-- Opening Marker --
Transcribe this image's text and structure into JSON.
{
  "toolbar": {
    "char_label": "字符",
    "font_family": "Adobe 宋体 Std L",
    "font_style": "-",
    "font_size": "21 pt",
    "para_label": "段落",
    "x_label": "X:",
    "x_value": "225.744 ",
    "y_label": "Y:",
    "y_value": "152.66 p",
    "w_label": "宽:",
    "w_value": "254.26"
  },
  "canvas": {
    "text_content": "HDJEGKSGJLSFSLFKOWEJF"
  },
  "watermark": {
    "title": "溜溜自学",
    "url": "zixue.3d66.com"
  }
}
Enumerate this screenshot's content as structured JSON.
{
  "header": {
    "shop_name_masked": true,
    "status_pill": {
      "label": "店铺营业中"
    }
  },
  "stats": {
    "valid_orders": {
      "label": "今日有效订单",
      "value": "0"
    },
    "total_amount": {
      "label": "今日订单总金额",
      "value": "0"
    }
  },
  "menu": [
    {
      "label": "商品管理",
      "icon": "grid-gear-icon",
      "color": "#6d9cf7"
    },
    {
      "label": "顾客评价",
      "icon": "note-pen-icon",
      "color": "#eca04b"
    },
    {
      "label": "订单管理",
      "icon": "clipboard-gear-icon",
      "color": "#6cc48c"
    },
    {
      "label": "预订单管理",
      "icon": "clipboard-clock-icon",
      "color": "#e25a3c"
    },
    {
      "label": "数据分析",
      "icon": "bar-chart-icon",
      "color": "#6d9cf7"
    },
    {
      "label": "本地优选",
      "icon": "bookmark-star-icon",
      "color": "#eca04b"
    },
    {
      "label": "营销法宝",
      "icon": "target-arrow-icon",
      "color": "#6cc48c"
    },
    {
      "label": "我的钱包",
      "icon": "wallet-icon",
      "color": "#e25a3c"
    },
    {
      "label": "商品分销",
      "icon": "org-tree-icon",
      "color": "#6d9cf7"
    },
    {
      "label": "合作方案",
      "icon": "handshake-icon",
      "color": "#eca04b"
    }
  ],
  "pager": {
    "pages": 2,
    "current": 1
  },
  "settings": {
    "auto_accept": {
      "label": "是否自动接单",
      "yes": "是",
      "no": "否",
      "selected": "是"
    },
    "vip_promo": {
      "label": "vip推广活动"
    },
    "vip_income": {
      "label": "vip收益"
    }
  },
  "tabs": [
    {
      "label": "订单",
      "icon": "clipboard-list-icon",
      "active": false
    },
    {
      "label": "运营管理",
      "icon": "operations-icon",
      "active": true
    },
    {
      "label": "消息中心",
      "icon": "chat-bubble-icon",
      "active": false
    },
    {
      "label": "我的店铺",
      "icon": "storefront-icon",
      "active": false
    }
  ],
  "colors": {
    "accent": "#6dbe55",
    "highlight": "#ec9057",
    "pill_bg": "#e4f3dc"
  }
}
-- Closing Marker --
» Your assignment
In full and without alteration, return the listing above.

» Answer box
Transcribe this image's text and structure into JSON.
{
  "toolbar": {
    "char_label": "字符",
    "font_family": "Adobe 宋体 Std L",
    "font_style": "-",
    "font_size": "21 pt",
    "para_label": "段落",
    "x_label": "X:",
    "x_value": "225.744 ",
    "y_label": "Y:",
    "y_value": "152.66 p",
    "w_label": "宽:",
    "w_value": "254.26"
  },
  "canvas": {
    "text_content": "HDJEGKSGJLSFSLFKOWEJF"
  },
  "watermark": {
    "title": "溜溜自学",
    "url": "zixue.3d66.com"
  }
}
Enumerate this screenshot's content as structured JSON.
{
  "header": {
    "shop_name_masked": true,
    "status_pill": {
      "label": "店铺营业中"
    }
  },
  "stats": {
    "valid_orders": {
      "label": "今日有效订单",
      "value": "0"
    },
    "total_amount": {
      "label": "今日订单总金额",
      "value": "0"
    }
  },
  "menu": [
    {
      "label": "商品管理",
      "icon": "grid-gear-icon",
      "color": "#6d9cf7"
    },
    {
      "label": "顾客评价",
      "icon": "note-pen-icon",
      "color": "#eca04b"
    },
    {
      "label": "订单管理",
      "icon": "clipboard-gear-icon",
      "color": "#6cc48c"
    },
    {
      "label": "预订单管理",
      "icon": "clipboard-clock-icon",
      "color": "#e25a3c"
    },
    {
      "label": "数据分析",
      "icon": "bar-chart-icon",
      "color": "#6d9cf7"
    },
    {
      "label": "本地优选",
      "icon": "bookmark-star-icon",
      "color": "#eca04b"
    },
    {
      "label": "营销法宝",
      "icon": "target-arrow-icon",
      "color": "#6cc48c"
    },
    {
      "label": "我的钱包",
      "icon": "wallet-icon",
      "color": "#e25a3c"
    },
    {
      "label": "商品分销",
      "icon": "org-tree-icon",
      "color": "#6d9cf7"
    },
    {
      "label": "合作方案",
      "icon": "handshake-icon",
      "color": "#eca04b"
    }
  ],
  "pager": {
    "pages": 2,
    "current": 1
  },
  "settings": {
    "auto_accept": {
      "label": "是否自动接单",
      "yes": "是",
      "no": "否",
      "selected": "是"
    },
    "vip_promo": {
      "label": "vip推广活动"
    },
    "vip_income": {
      "label": "vip收益"
    }
  },
  "tabs": [
    {
      "label": "订单",
      "icon": "clipboard-list-icon",
      "active": false
    },
    {
      "label": "运营管理",
      "icon": "operations-icon",
      "active": true
    },
    {
      "label": "消息中心",
      "icon": "chat-bubble-icon",
      "active": false
    },
    {
      "label": "我的店铺",
      "icon": "storefront-icon",
      "active": false
    }
  ],
  "colors": {
    "accent": "#6dbe55",
    "highlight": "#ec9057",
    "pill_bg": "#e4f3dc"
  }
}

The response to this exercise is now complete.